Pentecost – Proper 16
Joshua 24: 1-2a, 14-18; Psalm 34: 15-22; Ephesians 6: 10 – 20; John 6: 56- 69
THE REV. JAMES M.L. GRACE
In the Name of God: Father, Son, and Holy Spirit. AMEN.
Who do we serve?
That’s not meant to be a rhetorical question. Really, who or what things do people serve?
As the variety of the answers suggests, we serve many different things. There is a lot out there in the world that is competing for our time, for our allegiance, for our service.
And in the midst of all those things (our families, our relationships, our obligations, our guilt, our addictions) – in the midst of all that, we find God. Does God demand that we be obedient and serve? Does God say to us “you owe me twenty hours this week!” I don’t believe God does.
But there is clearly a choice we make everyday about our priorities, what we will serve. This is a timeless part of the human condition. The story we hear in the book of Joshua this morning, is the story of a line being drawn in the sand, where a decision needs to be made. Joshua asks the Hebrew people, “who are you going to serve? Are you going to serve God? OR are you going to serve something else?” Joshua asks this question as he is nearing the end of his life.
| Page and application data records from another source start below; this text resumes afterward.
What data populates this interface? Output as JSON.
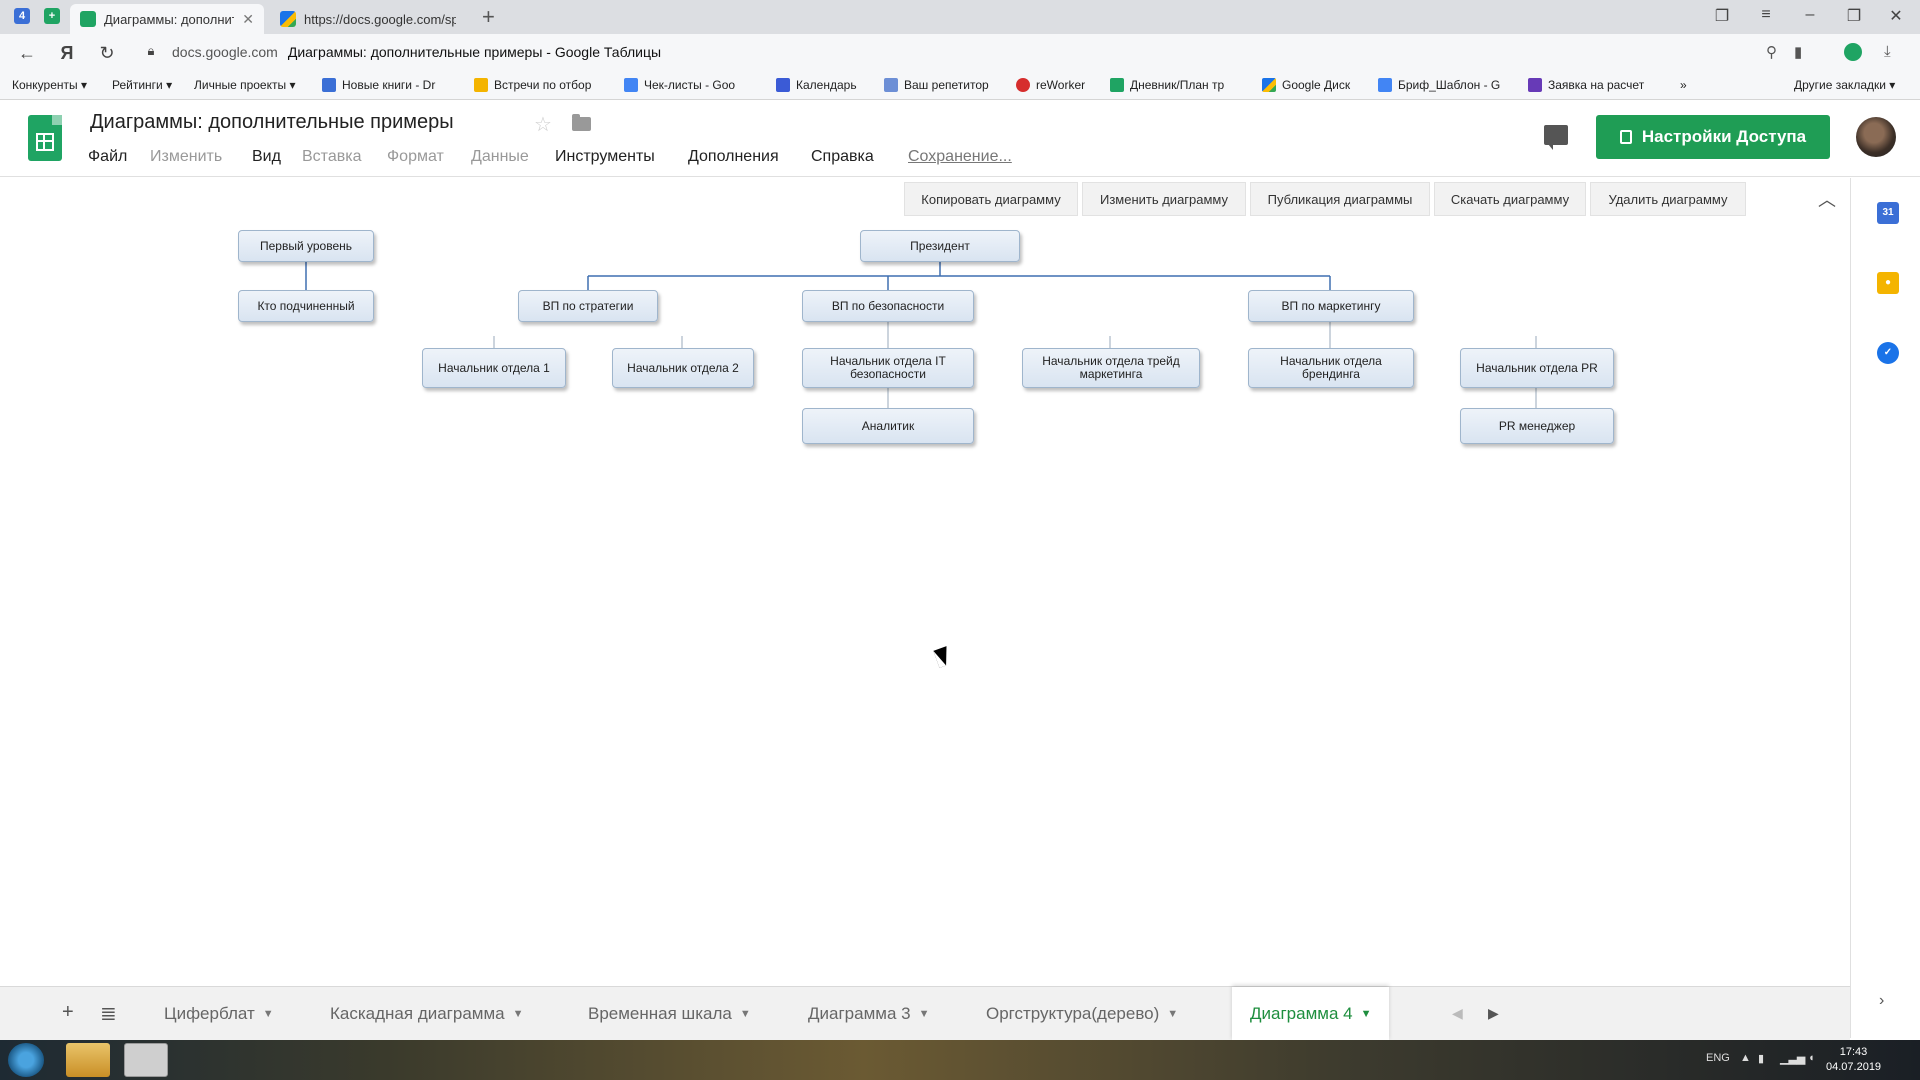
{
  "browser": {
    "tabs": [
      {
        "label": "Диаграммы: дополнител",
        "active": true
      },
      {
        "label": "https://docs.google.com/sp",
        "active": false
      }
    ],
    "url_domain": "docs.google.com",
    "url_title": "Диаграммы: дополнительные примеры - Google Таблицы",
    "bookmarks": [
      "Конкуренты ▾",
      "Рейтинги ▾",
      "Личные проекты ▾",
      "Новые книги - Dr",
      "Встречи по отбор",
      "Чек-листы - Goo",
      "Календарь",
      "Ваш репетитор",
      "reWorker",
      "Дневник/План тр",
      "Google Диск",
      "Бриф_Шаблон - G",
      "Заявка на расчет",
      "»"
    ],
    "other_bookmarks": "Другие закладки ▾"
  },
  "app": {
    "title": "Диаграммы: дополнительные примеры",
    "menu": {
      "file": "Файл",
      "edit": "Изменить",
      "view": "Вид",
      "insert": "Вставка",
      "format": "Формат",
      "data": "Данные",
      "tools": "Инструменты",
      "addons": "Дополнения",
      "help": "Справка",
      "saving": "Сохранение..."
    },
    "share_label": "Настройки Доступа"
  },
  "chart_toolbar": {
    "copy": "Копировать диаграмму",
    "edit": "Изменить диаграмму",
    "publish": "Публикация диаграммы",
    "download": "Скачать диаграмму",
    "delete": "Удалить диаграмму"
  },
  "org_chart": {
    "legend_top": "Первый уровень",
    "legend_bottom": "Кто подчиненный",
    "president": "Президент",
    "vp_strategy": "ВП по стратегии",
    "vp_security": "ВП по безопасности",
    "vp_marketing": "ВП по маркетингу",
    "head_1": "Начальник отдела 1",
    "head_2": "Начальник отдела 2",
    "head_security_1": "Начальник отдела ІТ",
    "head_security_2": "безопасности",
    "head_trade_1": "Начальник отдела трейд",
    "head_trade_2": "маркетинга",
    "head_brand_1": "Начальник отдела",
    "head_brand_2": "брендинга",
    "head_pr": "Начальник отдела PR",
    "analyst": "Аналитик",
    "pr_manager": "PR менеджер"
  },
  "sheets": {
    "tabs": [
      "Циферблат",
      "Каскадная диаграмма",
      "Временная шкала",
      "Диаграмма 3",
      "Оргструктура(дерево)",
      "Диаграмма 4"
    ],
    "active_index": 5
  },
  "taskbar": {
    "time": "17:43",
    "date": "04.07.2019"
  }
}
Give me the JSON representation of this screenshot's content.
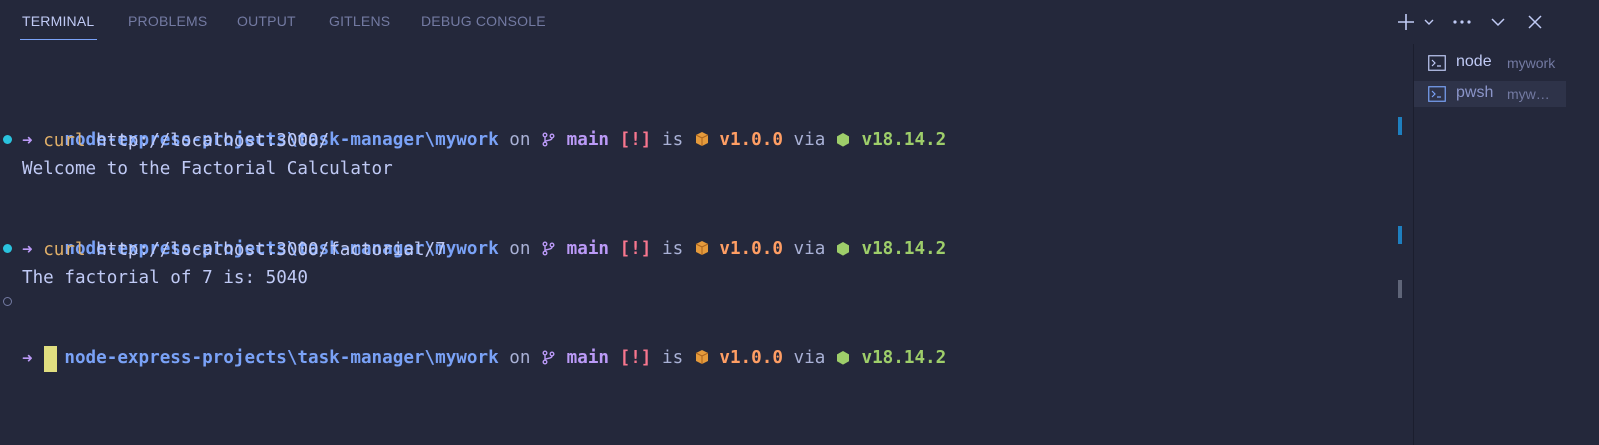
{
  "tabs": [
    {
      "label": "TERMINAL",
      "active": true
    },
    {
      "label": "PROBLEMS",
      "active": false
    },
    {
      "label": "OUTPUT",
      "active": false
    },
    {
      "label": "GITLENS",
      "active": false
    },
    {
      "label": "DEBUG CONSOLE",
      "active": false
    }
  ],
  "controls": [
    "new-terminal-icon",
    "chevron-down-icon",
    "more-icon",
    "collapse-icon",
    "close-icon"
  ],
  "prompt": {
    "path": "node-express-projects\\task-manager\\mywork",
    "on": "on",
    "branch_icon": "git-branch-icon",
    "branch": "main",
    "status": "[!]",
    "is": "is",
    "package_icon": "package-icon",
    "version": "v1.0.0",
    "via": "via",
    "node_icon": "nodejs-icon",
    "node_version": "v18.14.2"
  },
  "commands": [
    {
      "arrow": "➜",
      "cmd": "curl",
      "arg": " http://localhost:3000/",
      "output": "Welcome to the Factorial Calculator"
    },
    {
      "arrow": "➜",
      "cmd": "curl",
      "arg": " http://localhost:3000/factorial/7",
      "output": "The factorial of 7 is: 5040"
    },
    {
      "arrow": "➜"
    }
  ],
  "terminals": [
    {
      "name": "node",
      "desc": "mywork",
      "selected": false
    },
    {
      "name": "pwsh",
      "desc": "mywork",
      "selected": true
    }
  ],
  "colors": {
    "background": "#24283b",
    "path": "#7aa2f7",
    "branch": "#bb9af7",
    "status": "#f7768e",
    "version": "#ff9e64",
    "node_version": "#9ece6a",
    "command": "#e0af68",
    "cursor": "#e0de80"
  }
}
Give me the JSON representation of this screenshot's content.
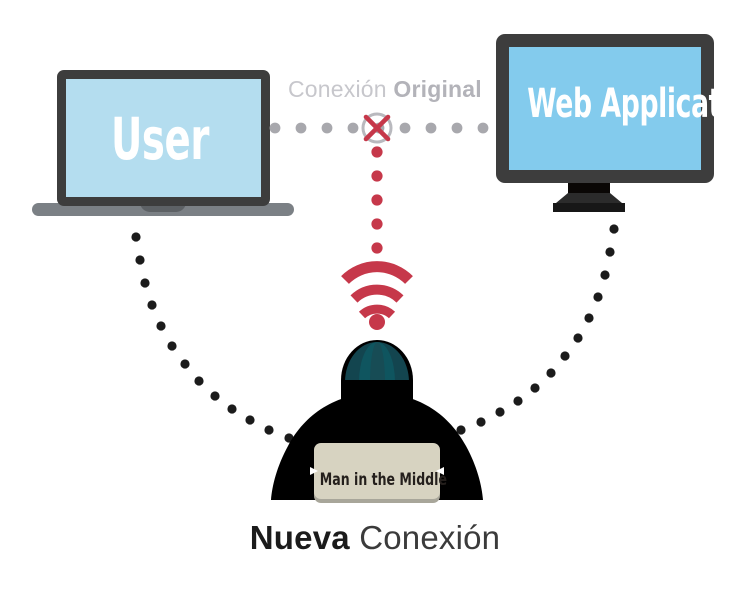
{
  "diagram": {
    "title_alt": "Man in the Middle attack diagram",
    "nodes": {
      "user": {
        "label": "User",
        "device": "laptop",
        "screen_color": "#b4ddef",
        "bezel_color": "#3d3d3d",
        "base_color": "#7b8085"
      },
      "web_application": {
        "label": "Web Application",
        "device": "desktop-monitor",
        "screen_color": "#83cbed",
        "bezel_color": "#3d3d3d",
        "stand_color": "#2b2b2b"
      },
      "attacker": {
        "laptop_label": "Man in the Middle",
        "beanie_color": "#13454f",
        "beanie_panel_color": "#0f555f",
        "body_color": "#000000",
        "laptop_color": "#d7d3c1",
        "laptop_shadow_color": "#a8a69a"
      }
    },
    "connections": {
      "original": {
        "label_plain": "Conexión ",
        "label_bold": "Original",
        "style": "dotted",
        "dot_color": "#a8a8ad",
        "state": "blocked",
        "blocked_marker": "x-mark",
        "blocked_marker_color": "#c6384a"
      },
      "new": {
        "label_plain": " Conexión",
        "label_bold": "Nueva",
        "style": "dotted",
        "dot_color": "#1b1b1b"
      },
      "intercept": {
        "style": "dotted-vertical",
        "dot_color": "#c6384a"
      }
    },
    "icons": {
      "wifi": {
        "name": "wifi-icon",
        "color": "#c6384a",
        "arcs": 3
      },
      "block": {
        "name": "x-mark-icon",
        "color": "#c6384a",
        "ring_color": "#b9b9be"
      }
    }
  }
}
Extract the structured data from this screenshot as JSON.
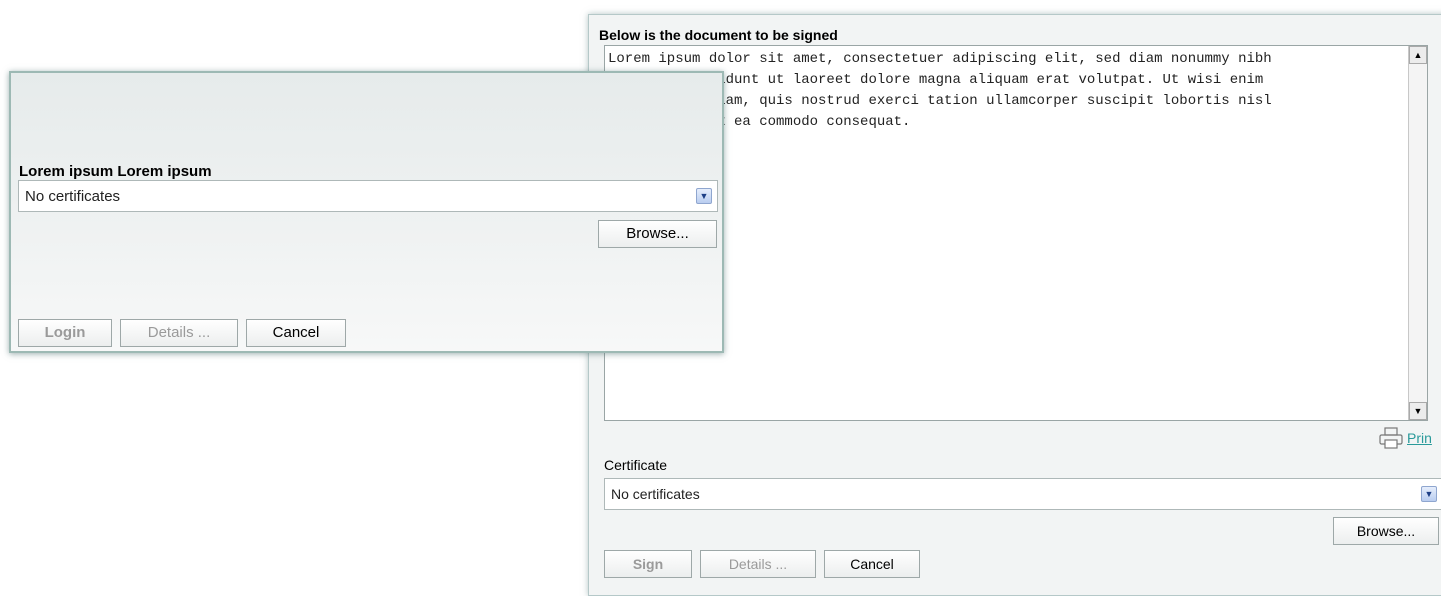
{
  "sign_dialog": {
    "title": "Below is the document to be signed",
    "document_text": "Lorem ipsum dolor sit amet, consectetuer adipiscing elit, sed diam nonummy nibh\n             idunt ut laoreet dolore magna aliquam erat volutpat. Ut wisi enim\n             iam, quis nostrud exerci tation ullamcorper suscipit lobortis nisl\n             x ea commodo consequat.",
    "print_label": "Prin",
    "certificate_label": "Certificate",
    "certificate_value": "No certificates",
    "browse_label": "Browse...",
    "sign_label": "Sign",
    "details_label": "Details ...",
    "cancel_label": "Cancel"
  },
  "login_dialog": {
    "title": "Lorem ipsum Lorem ipsum",
    "certificate_value": "No certificates",
    "browse_label": "Browse...",
    "login_label": "Login",
    "details_label": "Details ...",
    "cancel_label": "Cancel"
  },
  "colors": {
    "border_accent": "#9db9b4",
    "link": "#2a9a9a"
  }
}
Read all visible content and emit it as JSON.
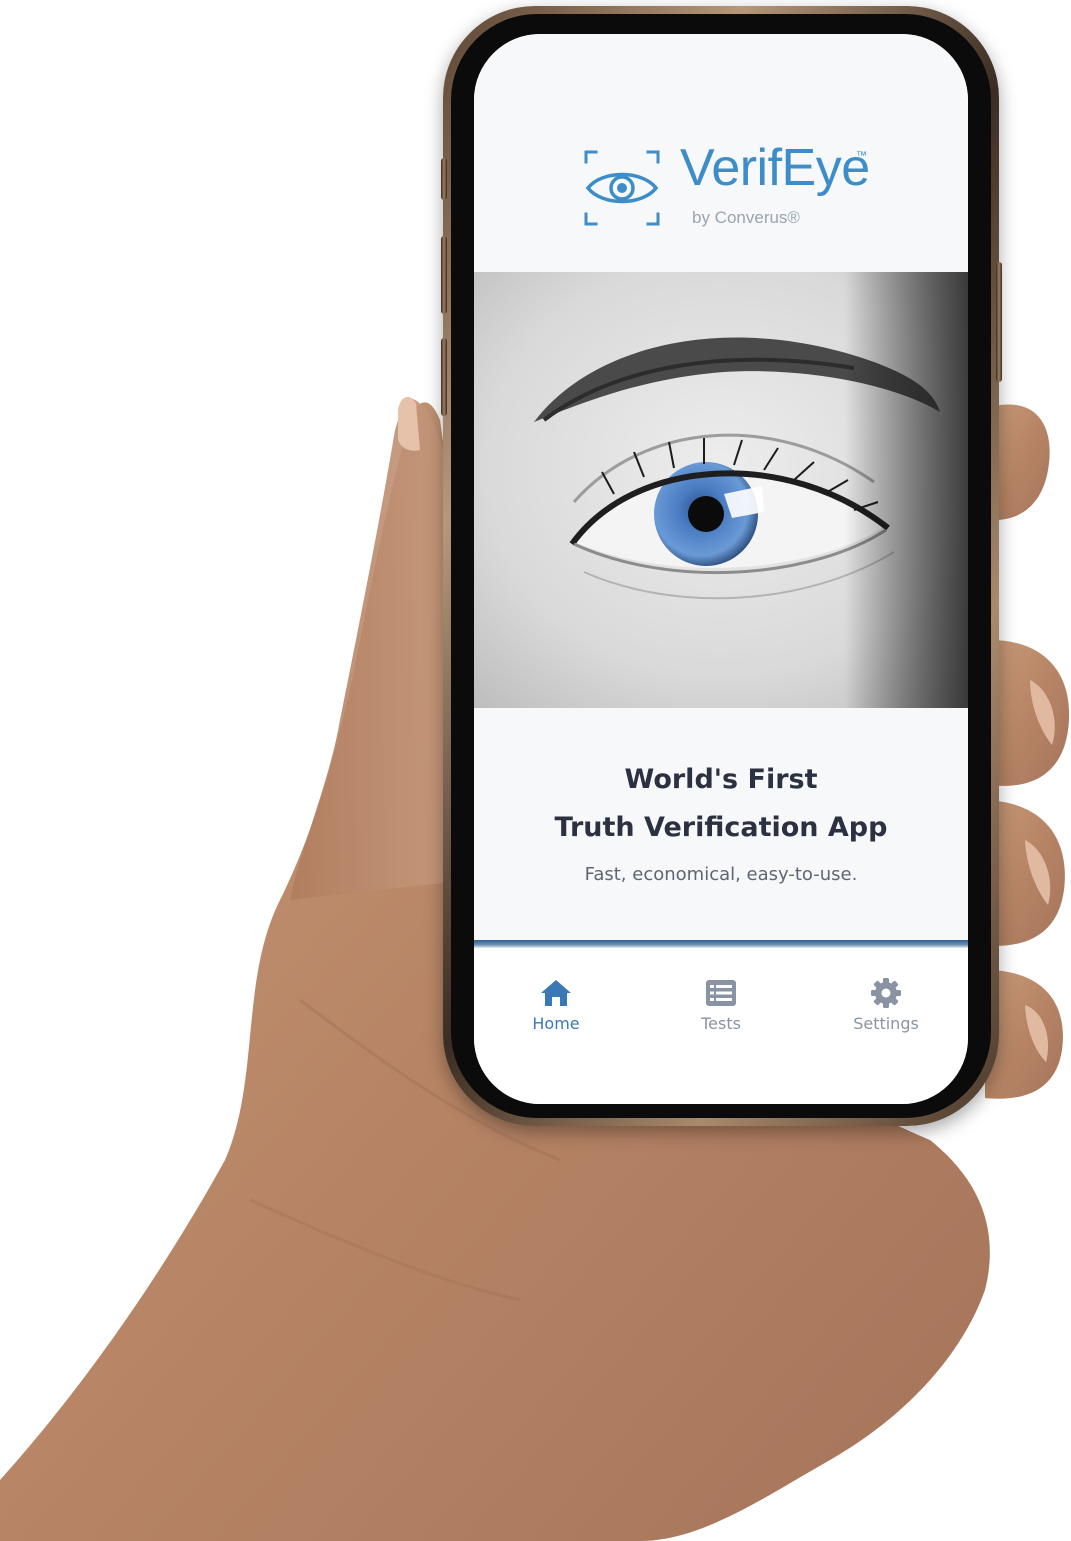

He grew up following Moses’ leadership, helping to deliver the Hebrews out of slavery in Egypt. As Moses grew older, and eventually died himself, Joshua was the heir, the next leader of the Hebrews, who would lead them into Israel. Today, we draw near to the end of the story, and Joshua, near death, tells the people “Hey you have a really important choice to make. If you are unwilling to serve God, then you need to figure out who you are going to serve, and then Joshua quoted the ancient Hebrew prophet Bob Dylan, who said “you gotta serve somebody.” You have to serve something.
This is a choice we all make – but it’s not a choice that we make once in our lives and then it’s like (phew!) “glad we got that over with – now we can go back to living our regular lives.” This question Joshua asks – that is a question we answer every day. Sometimes we are aware we are answering it, other times I think we answer it unconsciously. But it doesn’t matter, because either way – this question – who are we going to serve – is at the center of who we are.
For a long time if I were asked that question, the answer I would give is “God, of course!” But the reality was that was mostly a lie, because what I was really interested in serving was my own ego. That’s what I wanted to serve because I wanted to be liked, I wanted people to think I was successful, funny, that I had it all together. Which of course was a lie. I did not then, and do not now, have everything together.
I learned that if my answer to Joshua’s question was “myself” meaning I am going to go out today and look out for myself first, others second, and God last, then that is a very effective recipe for a spiritual nightmare. I believe that deep down inside a person who serves themselves first (and regrettably, I can speak from personal experience) there is a deep sadness that is cleverly hidden by false happiness, and by silent shame. Conversely, the person who answers “I will serve God” alternatively, is not promised an easy life, or a life of comfort. But they are promised a life of integrity, a life that is spiritually uplifted and strong.
In the mean time, as you consider Joshua’s question of “who are you going to serve: God, self, paycheck, stock market, fear…” what will help you most is your prayers. Pray to God everyday asking for God’s direction. Ask God to help you answer that question everyday with the answer that brings life and vitality and wholeness and health, and that is answer is God.
To choose to serve God means offering ourselves to other people in ways that sometimes feel uncomfortable, are sometimes inconvenient, and to be vulnerable in wondering if we are even doing the right thing. In spite of all that, think in your own lives, you own families, your own jobs, how would they be different if you choose God’s service instead of serving selfish ambition, comparing yourself to others, or just acquiring more things? That’s not easy to do – but make no mistake, nowhere in the Bible does it ever say serving God is easy or convenient. But honestly, what is worth having that comes easy or conveniently?
Take a Post It note, write on it this question: “Who am I going to serve today?” Put it somewhere – your car, your wallet, a mirror, refrigerator. Anywhere you will see it. This is the most important question in our lives, and how we answer it determines not only our quality of life, but also our capacity to love and be loved. AMEN.